Not so long ago I struck up conversation with an Anglo-Australian lady in her early forties. In the course of telling her a little about me I mentioned that I am a civil and family mediator. This interested her greatly and she recounted her experience of getting divorced in Australia. For present purposes I will refer to her as Maria and her ex-husband as Tom.
I was told of a very acrimonious divorce that had eventually been resolved about five years ago. Maria and her ex-husband are business entrepreneurs with extensive and, by all accounts, very valuable property portfolios. She described herself as a high achiever and with what appeared to be a tinge of regret, referred to having been privately educated and graduating with a double first from Oxford University.
Prior to their divorce life had been good for Maria and Tom. They were both asset and cash rich, lived quite extravagantly and sent their two daughters to an exclusive private school.
About seven years ago, Maria and Tom fell out as she put it, “big time”. She started divorce proceedings and two years of bitter dispute ensued. Both engaged very costly, top flight law firms to represent them. This resulted in a lot of inconsequential blame and fault-focused correspondence being generated together with a few very short but nonetheless expensive court hearings without anything tangible being achieved. The couple’s business interests suffered badly resulting in them losing thousands of dollars and to make matters worse, Maria’s ex distanced himself from their two distraught daughters by now aged 10 and 12 which put even more pressure on her.
For some reason, even though they were patently achieving nothing, neither firm of lawyers had ever seen fit to even mention the word “mediation”. At what she termed “the eleventh hour” a business acquaintance of Maria’s mentioned mediation and explained its benefits. Subsequently, over a period of only five weeks, the mediator adopted a robust approach and urged Maria and Tom in the strongest possible terms to abandon any notions of fault and blame. She helped them to focus on what was important and with the benefit of some additional input from an astute and independent financial adviser, a fair, mutually acceptable settlement was achieved and endorsed by the court. Maria did not give me exact figures but explained that her legal bill alone was in excess of 30,000 dollars and that she and Tom had paid the mediator and financial adviser a combined total of around only 5000 dollars.
In some respects, all well and good. The mediator achieved in five weeks, at very reasonable cost, what two firms of expensive lawyers had failed to achieve in two years. Relations between Maria’s ex and the children were restored and all concerned were relieved to get back to some semblance of normality.
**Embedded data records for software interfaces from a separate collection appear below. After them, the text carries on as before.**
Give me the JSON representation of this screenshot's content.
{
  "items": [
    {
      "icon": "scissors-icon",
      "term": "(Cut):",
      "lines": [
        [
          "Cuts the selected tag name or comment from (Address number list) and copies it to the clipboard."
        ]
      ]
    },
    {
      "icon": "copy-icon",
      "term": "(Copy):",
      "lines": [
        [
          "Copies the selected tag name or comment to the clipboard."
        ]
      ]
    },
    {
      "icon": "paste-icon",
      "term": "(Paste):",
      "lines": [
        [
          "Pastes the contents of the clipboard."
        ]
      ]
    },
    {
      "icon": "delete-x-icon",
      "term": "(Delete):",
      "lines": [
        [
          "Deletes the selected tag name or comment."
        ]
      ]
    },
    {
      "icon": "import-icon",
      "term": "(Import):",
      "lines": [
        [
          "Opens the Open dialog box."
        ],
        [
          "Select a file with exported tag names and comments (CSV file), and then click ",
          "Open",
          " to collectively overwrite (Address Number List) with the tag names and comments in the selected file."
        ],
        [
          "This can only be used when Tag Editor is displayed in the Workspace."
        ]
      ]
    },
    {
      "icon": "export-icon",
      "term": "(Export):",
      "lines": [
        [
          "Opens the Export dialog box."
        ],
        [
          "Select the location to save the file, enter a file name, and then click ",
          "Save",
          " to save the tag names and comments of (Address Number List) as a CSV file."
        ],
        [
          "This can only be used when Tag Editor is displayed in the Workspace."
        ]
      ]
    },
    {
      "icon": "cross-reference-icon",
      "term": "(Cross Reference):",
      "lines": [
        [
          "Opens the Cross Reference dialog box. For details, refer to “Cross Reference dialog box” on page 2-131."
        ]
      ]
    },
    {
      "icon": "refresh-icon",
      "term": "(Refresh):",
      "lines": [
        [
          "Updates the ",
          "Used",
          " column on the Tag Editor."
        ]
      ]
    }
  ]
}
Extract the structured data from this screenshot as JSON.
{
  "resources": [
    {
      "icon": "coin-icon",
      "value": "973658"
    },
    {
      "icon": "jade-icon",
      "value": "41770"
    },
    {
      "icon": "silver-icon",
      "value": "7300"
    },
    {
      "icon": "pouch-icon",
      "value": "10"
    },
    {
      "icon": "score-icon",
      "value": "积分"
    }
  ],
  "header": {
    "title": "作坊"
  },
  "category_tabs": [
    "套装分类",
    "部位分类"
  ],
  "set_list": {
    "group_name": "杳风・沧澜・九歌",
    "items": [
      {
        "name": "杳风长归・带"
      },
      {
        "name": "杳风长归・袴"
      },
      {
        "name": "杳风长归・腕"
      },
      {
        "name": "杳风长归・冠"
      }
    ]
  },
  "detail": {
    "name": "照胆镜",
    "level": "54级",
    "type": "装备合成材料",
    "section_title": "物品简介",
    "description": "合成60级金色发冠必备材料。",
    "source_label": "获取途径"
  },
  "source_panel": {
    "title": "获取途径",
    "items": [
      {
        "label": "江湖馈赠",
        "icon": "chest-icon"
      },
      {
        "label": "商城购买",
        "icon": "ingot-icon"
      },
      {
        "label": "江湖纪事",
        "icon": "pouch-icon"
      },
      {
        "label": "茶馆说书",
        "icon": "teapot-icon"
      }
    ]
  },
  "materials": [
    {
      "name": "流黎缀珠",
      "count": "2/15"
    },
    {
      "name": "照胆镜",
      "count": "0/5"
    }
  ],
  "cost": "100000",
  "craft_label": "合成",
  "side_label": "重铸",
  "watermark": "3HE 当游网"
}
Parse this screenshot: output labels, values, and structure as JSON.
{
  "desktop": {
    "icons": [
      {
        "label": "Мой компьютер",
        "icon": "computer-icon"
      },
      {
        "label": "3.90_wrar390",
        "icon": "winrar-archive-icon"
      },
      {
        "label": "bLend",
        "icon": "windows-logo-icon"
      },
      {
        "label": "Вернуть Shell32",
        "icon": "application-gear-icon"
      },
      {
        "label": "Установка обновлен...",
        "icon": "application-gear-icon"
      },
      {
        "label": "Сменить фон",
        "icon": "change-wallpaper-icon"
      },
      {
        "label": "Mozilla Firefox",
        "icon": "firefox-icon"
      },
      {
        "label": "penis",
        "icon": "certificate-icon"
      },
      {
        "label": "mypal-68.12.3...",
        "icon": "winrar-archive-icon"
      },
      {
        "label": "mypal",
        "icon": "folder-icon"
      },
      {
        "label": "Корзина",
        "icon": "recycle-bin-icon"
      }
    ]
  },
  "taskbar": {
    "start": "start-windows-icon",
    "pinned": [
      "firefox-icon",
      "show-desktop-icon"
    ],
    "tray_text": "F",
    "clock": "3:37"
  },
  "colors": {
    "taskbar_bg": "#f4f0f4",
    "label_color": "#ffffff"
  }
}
However, it was only at that point that Maria and Tom started to count the cost and realised the extent of their financial losses. Because a lot of their wealth was tied up in property and investments, much of which was either mortgaged or subject to complex legal agreements, the bulk of their spare cash had been used partly for daily living expenses and partly and more pertinently for their expensive lawyers. Because the business interests had been neglected very little income was generated during the ongoing divorce proceedings and hard times ensued. Neither Maria nor Tom could afford to raise income on their property assets because of very high bank overdraft charges and mortgage repayments, and despite being wealthy ‘on paper’ they were both cash strapped.
One particular piece of fallout was that it had been hoped that Maria and Tom’s daughters would follow in their mother’s educational footsteps. Instead, they had to leave their private school. Fortunately, both daughters were quite unfazed by this and five years on were academic stars achieving the highest possible grades and were expected to go to university and do as well as their mother had done.
However, it was clear that irrespective of any such considerations, Maria still felt that she had let her daughters down very badly. Equally, although she and Tom forgave one another and to some extent their business interests recovered, five years on, both were still weighed down by the acrimonious divorce process and bitterly resented having had to pay their lawyers so much money. Near to tears, Maria told me that she would probably never ever come to terms with things and that her terrible divorce process would haunt her for the rest of her life.
This is by no means the first time that I have heard such an anecdote. However, I found Maria’s graphic account to be heart rending and if I ever needed reminding about the benefits of family mediation this was the case.
Principal Director of ASM PLUS, civil/commercial, workplace, employment, family and educational mediator and trainer with a judicial/legal background. He has knowledge and expertise in dispute resolution in a wide range of areas and disciplines and mediates online.